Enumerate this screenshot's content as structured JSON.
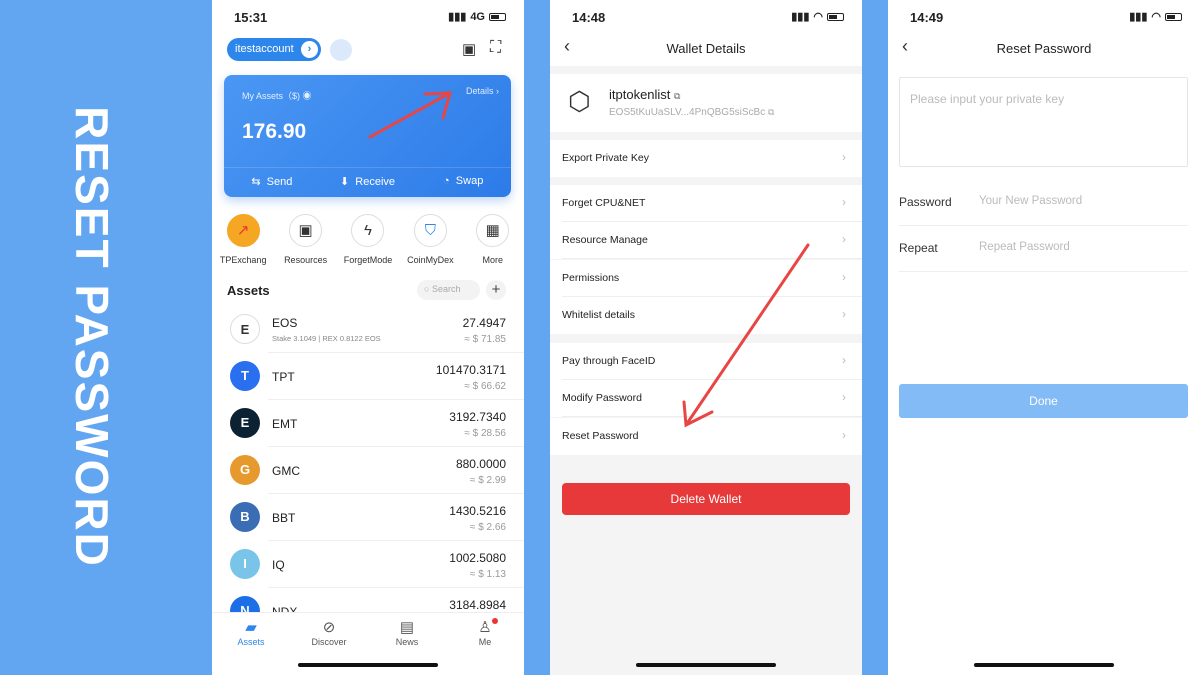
{
  "side_title": "RESET PASSWORD",
  "screen1": {
    "time": "15:31",
    "network": "4G",
    "account": "itestaccount",
    "card": {
      "label": "My Assets（$)",
      "details": "Details",
      "amount": "176.90",
      "send": "Send",
      "receive": "Receive",
      "swap": "Swap"
    },
    "shortcuts": [
      {
        "label": "TPExchang",
        "icon": "tpexchange-icon"
      },
      {
        "label": "Resources",
        "icon": "chip-icon"
      },
      {
        "label": "ForgetModе",
        "icon": "lightning-icon"
      },
      {
        "label": "CoinMyDex",
        "icon": "shield-icon"
      },
      {
        "label": "More",
        "icon": "grid-icon"
      }
    ],
    "assets_title": "Assets",
    "search_placeholder": "Search",
    "assets": [
      {
        "name": "EOS",
        "sub": "Stake 3.1049  |  REX 0.8122 EOS",
        "balance": "27.4947",
        "usd": "≈ $ 71.85",
        "color": "#ffffff"
      },
      {
        "name": "TPT",
        "sub": "",
        "balance": "101470.3171",
        "usd": "≈ $ 66.62",
        "color": "#2a6ff0"
      },
      {
        "name": "EMT",
        "sub": "",
        "balance": "3192.7340",
        "usd": "≈ $ 28.56",
        "color": "#0c2233"
      },
      {
        "name": "GMC",
        "sub": "",
        "balance": "880.0000",
        "usd": "≈ $ 2.99",
        "color": "#e69a2e"
      },
      {
        "name": "BBT",
        "sub": "",
        "balance": "1430.5216",
        "usd": "≈ $ 2.66",
        "color": "#3b6db5"
      },
      {
        "name": "IQ",
        "sub": "",
        "balance": "1002.5080",
        "usd": "≈ $ 1.13",
        "color": "#7ac4ea"
      },
      {
        "name": "NDX",
        "sub": "",
        "balance": "3184.8984",
        "usd": "",
        "color": "#1d6fe8"
      }
    ],
    "tabs": [
      "Assets",
      "Discover",
      "News",
      "Me"
    ]
  },
  "screen2": {
    "time": "14:48",
    "title": "Wallet Details",
    "wallet_name": "itptokenlist",
    "wallet_key": "EOS5tKuUaSLV...4PnQBG5siScBc",
    "items": [
      "Export Private Key",
      "Forget CPU&NET",
      "Resource Manage",
      "Permissions",
      "Whitelist details",
      "Pay through FaceID",
      "Modify Password",
      "Reset Password"
    ],
    "delete": "Delete Wallet"
  },
  "screen3": {
    "time": "14:49",
    "title": "Reset Password",
    "private_key_placeholder": "Please input your private key",
    "password_label": "Password",
    "password_placeholder": "Your New Password",
    "repeat_label": "Repeat",
    "repeat_placeholder": "Repeat Password",
    "done": "Done"
  },
  "colors": {
    "background": "#62a6f2",
    "accent": "#2d86ec",
    "danger": "#e8393a",
    "arrow": "#e84545"
  }
}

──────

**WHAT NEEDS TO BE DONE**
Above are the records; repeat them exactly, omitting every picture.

**ANSWER SECTION**
Enumerate this screenshot's content as structured JSON.
{
  "side_title": "RESET PASSWORD",
  "screen1": {
    "time": "15:31",
    "network": "4G",
    "account": "itestaccount",
    "card": {
      "label": "My Assets（$)",
      "details": "Details",
      "amount": "176.90",
      "send": "Send",
      "receive": "Receive",
      "swap": "Swap"
    },
    "shortcuts": [
      {
        "label": "TPExchang",
        "icon": "tpexchange-icon"
      },
      {
        "label": "Resources",
        "icon": "chip-icon"
      },
      {
        "label": "ForgetModе",
        "icon": "lightning-icon"
      },
      {
        "label": "CoinMyDex",
        "icon": "shield-icon"
      },
      {
        "label": "More",
        "icon": "grid-icon"
      }
    ],
    "assets_title": "Assets",
    "search_placeholder": "Search",
    "assets": [
      {
        "name": "EOS",
        "sub": "Stake 3.1049  |  REX 0.8122 EOS",
        "balance": "27.4947",
        "usd": "≈ $ 71.85",
        "color": "#ffffff"
      },
      {
        "name": "TPT",
        "sub": "",
        "balance": "101470.3171",
        "usd": "≈ $ 66.62",
        "color": "#2a6ff0"
      },
      {
        "name": "EMT",
        "sub": "",
        "balance": "3192.7340",
        "usd": "≈ $ 28.56",
        "color": "#0c2233"
      },
      {
        "name": "GMC",
        "sub": "",
        "balance": "880.0000",
        "usd": "≈ $ 2.99",
        "color": "#e69a2e"
      },
      {
        "name": "BBT",
        "sub": "",
        "balance": "1430.5216",
        "usd": "≈ $ 2.66",
        "color": "#3b6db5"
      },
      {
        "name": "IQ",
        "sub": "",
        "balance": "1002.5080",
        "usd": "≈ $ 1.13",
        "color": "#7ac4ea"
      },
      {
        "name": "NDX",
        "sub": "",
        "balance": "3184.8984",
        "usd": "",
        "color": "#1d6fe8"
      }
    ],
    "tabs": [
      "Assets",
      "Discover",
      "News",
      "Me"
    ]
  },
  "screen2": {
    "time": "14:48",
    "title": "Wallet Details",
    "wallet_name": "itptokenlist",
    "wallet_key": "EOS5tKuUaSLV...4PnQBG5siScBc",
    "items": [
      "Export Private Key",
      "Forget CPU&NET",
      "Resource Manage",
      "Permissions",
      "Whitelist details",
      "Pay through FaceID",
      "Modify Password",
      "Reset Password"
    ],
    "delete": "Delete Wallet"
  },
  "screen3": {
    "time": "14:49",
    "title": "Reset Password",
    "private_key_placeholder": "Please input your private key",
    "password_label": "Password",
    "password_placeholder": "Your New Password",
    "repeat_label": "Repeat",
    "repeat_placeholder": "Repeat Password",
    "done": "Done"
  },
  "colors": {
    "background": "#62a6f2",
    "accent": "#2d86ec",
    "danger": "#e8393a",
    "arrow": "#e84545"
  }
}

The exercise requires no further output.